------ Provided material

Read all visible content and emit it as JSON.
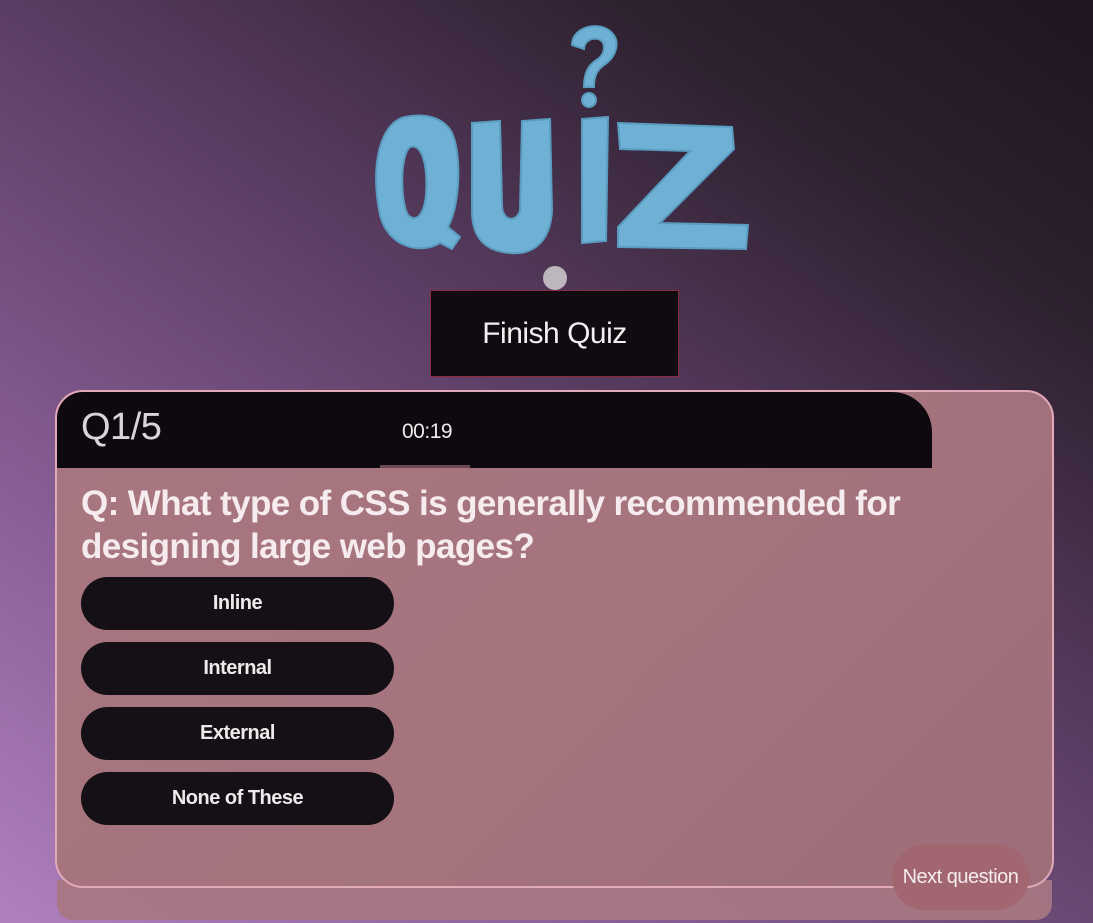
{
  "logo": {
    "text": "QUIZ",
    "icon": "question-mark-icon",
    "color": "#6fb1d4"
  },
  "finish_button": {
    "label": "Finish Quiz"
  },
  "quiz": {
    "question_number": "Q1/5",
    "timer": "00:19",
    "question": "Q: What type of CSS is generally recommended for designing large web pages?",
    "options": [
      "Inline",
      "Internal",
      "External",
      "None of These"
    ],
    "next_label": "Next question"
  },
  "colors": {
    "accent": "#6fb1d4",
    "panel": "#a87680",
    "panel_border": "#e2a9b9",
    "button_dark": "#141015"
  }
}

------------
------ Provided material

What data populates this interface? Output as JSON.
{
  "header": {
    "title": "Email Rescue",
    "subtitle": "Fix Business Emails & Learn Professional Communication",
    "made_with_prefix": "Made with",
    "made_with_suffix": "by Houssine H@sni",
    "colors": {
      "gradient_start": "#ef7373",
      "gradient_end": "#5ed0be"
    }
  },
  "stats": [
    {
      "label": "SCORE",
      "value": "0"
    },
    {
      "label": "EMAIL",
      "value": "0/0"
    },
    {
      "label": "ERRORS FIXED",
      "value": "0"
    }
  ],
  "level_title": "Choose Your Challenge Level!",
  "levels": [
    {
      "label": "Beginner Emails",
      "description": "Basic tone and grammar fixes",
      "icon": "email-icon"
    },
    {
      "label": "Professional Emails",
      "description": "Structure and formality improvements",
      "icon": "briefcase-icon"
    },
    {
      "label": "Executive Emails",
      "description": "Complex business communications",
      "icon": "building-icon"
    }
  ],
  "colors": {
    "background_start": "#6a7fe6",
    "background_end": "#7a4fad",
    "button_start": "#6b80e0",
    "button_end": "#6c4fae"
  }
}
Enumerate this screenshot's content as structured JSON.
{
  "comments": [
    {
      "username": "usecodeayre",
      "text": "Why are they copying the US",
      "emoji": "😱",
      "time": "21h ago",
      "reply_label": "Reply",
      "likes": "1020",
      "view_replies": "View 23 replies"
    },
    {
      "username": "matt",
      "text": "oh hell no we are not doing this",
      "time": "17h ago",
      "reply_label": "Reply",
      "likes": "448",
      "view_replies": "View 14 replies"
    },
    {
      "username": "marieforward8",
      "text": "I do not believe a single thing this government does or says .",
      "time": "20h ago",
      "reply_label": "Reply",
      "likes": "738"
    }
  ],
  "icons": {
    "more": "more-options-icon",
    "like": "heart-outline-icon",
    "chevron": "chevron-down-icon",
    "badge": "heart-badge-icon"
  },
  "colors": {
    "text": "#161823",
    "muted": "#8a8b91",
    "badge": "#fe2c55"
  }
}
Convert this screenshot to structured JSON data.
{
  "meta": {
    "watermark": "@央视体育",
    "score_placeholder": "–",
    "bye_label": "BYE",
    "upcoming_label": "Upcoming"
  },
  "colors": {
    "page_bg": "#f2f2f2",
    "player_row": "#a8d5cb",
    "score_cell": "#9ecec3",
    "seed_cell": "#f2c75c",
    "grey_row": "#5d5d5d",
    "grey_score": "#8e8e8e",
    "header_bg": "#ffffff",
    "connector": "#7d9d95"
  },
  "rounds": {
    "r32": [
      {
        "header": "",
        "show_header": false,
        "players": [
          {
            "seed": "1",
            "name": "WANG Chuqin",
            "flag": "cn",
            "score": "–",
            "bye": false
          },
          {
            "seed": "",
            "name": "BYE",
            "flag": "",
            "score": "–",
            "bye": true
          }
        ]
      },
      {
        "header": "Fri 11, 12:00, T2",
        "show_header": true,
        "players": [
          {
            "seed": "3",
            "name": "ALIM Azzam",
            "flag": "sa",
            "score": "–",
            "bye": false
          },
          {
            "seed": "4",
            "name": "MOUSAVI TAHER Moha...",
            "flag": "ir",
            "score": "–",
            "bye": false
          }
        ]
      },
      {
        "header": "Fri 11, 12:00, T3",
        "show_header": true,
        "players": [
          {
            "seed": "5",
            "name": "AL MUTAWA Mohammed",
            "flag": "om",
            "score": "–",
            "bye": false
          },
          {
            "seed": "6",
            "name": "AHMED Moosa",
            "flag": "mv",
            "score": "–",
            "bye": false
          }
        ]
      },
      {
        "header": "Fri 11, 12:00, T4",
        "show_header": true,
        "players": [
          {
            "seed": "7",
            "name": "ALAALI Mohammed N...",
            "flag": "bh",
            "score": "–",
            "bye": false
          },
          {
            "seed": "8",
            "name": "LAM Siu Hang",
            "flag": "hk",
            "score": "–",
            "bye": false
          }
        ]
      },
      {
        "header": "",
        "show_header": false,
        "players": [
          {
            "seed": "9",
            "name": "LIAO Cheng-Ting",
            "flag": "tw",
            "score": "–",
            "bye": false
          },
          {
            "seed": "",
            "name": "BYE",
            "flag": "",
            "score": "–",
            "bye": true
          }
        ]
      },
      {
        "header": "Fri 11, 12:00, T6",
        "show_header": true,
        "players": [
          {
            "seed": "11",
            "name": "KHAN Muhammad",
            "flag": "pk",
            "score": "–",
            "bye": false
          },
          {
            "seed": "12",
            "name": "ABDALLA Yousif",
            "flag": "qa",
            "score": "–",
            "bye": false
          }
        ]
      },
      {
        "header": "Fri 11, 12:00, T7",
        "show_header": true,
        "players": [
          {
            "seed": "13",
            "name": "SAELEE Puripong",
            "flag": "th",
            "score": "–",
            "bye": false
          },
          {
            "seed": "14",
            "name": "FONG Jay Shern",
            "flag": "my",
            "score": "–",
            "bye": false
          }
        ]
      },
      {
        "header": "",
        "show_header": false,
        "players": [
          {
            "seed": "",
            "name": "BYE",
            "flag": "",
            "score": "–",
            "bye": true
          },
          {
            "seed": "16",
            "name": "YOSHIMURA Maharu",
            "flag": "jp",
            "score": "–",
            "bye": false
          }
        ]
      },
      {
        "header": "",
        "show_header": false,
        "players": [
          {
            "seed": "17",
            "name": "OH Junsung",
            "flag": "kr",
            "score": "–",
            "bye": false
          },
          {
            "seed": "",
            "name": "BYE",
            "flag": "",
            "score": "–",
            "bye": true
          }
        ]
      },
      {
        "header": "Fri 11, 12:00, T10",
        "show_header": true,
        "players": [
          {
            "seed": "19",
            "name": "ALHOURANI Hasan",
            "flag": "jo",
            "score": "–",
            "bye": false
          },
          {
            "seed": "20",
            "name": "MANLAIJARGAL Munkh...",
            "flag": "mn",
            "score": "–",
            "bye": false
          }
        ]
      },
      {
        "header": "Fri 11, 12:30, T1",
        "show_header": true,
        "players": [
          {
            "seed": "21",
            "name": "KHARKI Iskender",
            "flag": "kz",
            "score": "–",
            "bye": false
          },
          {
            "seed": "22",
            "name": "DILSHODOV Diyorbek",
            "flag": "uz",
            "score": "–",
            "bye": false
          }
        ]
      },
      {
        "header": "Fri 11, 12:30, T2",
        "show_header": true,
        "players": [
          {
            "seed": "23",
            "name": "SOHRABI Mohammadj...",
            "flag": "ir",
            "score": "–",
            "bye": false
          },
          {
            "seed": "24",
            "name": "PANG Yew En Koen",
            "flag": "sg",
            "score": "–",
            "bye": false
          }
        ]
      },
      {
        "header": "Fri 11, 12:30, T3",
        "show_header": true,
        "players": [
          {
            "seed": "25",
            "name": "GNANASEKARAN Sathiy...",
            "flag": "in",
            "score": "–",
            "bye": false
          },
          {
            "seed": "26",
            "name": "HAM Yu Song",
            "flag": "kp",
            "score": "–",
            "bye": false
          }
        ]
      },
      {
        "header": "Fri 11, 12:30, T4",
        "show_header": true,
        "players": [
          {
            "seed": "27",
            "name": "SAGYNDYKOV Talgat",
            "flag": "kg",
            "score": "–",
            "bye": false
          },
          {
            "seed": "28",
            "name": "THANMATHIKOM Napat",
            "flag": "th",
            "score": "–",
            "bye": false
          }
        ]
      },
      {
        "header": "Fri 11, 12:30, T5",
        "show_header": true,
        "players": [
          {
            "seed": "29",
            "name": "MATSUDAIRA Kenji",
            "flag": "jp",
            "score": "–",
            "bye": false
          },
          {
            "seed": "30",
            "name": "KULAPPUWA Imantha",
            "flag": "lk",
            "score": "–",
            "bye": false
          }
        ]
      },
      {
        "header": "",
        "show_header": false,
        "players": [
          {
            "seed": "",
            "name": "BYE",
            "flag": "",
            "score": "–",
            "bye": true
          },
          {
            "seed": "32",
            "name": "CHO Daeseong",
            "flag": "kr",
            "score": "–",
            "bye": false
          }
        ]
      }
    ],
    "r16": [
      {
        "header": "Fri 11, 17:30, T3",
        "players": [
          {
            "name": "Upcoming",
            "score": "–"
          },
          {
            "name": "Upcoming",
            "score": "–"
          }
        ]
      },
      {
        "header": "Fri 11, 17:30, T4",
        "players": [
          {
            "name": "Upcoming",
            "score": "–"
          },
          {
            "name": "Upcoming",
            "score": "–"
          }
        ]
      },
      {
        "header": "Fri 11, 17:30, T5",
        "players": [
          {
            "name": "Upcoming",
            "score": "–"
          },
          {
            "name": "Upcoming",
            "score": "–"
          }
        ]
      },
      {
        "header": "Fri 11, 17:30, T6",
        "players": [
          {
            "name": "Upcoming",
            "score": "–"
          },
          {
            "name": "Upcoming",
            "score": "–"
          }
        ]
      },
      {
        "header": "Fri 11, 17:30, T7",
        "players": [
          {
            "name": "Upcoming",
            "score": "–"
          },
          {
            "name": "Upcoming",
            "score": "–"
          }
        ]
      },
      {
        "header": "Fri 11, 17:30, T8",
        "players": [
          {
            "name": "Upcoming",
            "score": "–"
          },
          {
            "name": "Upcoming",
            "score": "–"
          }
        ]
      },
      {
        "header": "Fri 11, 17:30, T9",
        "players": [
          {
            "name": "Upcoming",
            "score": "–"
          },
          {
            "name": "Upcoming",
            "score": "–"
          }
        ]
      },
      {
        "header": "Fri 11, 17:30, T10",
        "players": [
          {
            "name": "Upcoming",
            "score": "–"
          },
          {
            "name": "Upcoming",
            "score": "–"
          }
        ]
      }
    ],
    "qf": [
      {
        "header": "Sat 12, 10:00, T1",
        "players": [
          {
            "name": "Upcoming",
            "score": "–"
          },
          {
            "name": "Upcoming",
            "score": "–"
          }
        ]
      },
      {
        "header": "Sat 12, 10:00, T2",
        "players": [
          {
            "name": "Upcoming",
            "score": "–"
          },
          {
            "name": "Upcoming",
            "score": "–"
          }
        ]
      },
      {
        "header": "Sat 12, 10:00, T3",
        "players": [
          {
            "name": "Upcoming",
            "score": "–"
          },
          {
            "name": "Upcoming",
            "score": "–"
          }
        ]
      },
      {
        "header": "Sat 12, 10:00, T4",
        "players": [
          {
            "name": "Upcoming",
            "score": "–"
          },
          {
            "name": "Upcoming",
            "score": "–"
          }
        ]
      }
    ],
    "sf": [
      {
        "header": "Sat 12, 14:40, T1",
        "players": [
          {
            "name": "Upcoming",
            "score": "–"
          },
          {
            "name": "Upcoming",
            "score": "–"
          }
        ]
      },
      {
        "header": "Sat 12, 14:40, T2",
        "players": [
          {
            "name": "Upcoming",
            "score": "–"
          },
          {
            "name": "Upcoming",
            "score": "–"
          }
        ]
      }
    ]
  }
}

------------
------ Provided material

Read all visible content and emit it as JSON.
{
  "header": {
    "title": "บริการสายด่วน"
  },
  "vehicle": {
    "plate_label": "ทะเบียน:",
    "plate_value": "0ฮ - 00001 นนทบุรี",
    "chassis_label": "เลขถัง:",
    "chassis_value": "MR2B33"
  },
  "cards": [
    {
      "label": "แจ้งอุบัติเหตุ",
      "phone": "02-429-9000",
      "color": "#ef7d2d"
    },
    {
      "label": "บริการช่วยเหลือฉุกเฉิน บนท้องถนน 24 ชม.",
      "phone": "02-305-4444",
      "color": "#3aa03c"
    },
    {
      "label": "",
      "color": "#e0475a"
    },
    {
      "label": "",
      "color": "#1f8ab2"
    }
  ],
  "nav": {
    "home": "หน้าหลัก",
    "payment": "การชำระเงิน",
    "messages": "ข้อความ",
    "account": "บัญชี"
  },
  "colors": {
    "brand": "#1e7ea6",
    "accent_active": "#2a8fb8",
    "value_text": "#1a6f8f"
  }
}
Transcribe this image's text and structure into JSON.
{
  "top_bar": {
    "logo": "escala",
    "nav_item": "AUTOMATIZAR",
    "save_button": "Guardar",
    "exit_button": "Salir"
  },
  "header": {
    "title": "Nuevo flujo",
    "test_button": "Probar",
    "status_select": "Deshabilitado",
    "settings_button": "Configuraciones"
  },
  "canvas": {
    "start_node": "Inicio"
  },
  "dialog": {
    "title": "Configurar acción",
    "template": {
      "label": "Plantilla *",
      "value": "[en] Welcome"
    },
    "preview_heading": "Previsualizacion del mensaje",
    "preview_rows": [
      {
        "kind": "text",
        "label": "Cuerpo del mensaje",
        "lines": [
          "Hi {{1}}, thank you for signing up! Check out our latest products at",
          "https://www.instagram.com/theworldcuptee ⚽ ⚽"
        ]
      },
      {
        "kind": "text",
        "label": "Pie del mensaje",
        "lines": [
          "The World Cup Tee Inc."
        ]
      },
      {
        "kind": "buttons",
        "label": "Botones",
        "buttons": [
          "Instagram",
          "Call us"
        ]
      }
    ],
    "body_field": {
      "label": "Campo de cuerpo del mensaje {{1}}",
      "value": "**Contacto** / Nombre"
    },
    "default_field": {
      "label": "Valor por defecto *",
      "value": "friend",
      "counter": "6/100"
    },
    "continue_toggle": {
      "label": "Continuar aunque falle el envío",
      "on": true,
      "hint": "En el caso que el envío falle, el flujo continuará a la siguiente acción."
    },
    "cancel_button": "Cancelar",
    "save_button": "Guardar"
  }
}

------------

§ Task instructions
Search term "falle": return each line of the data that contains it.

§ Answer below
      "label": "Continuar aunque falle el envío",
      "hint": "En el caso que el envío falle, el flujo continuará a la siguiente acción."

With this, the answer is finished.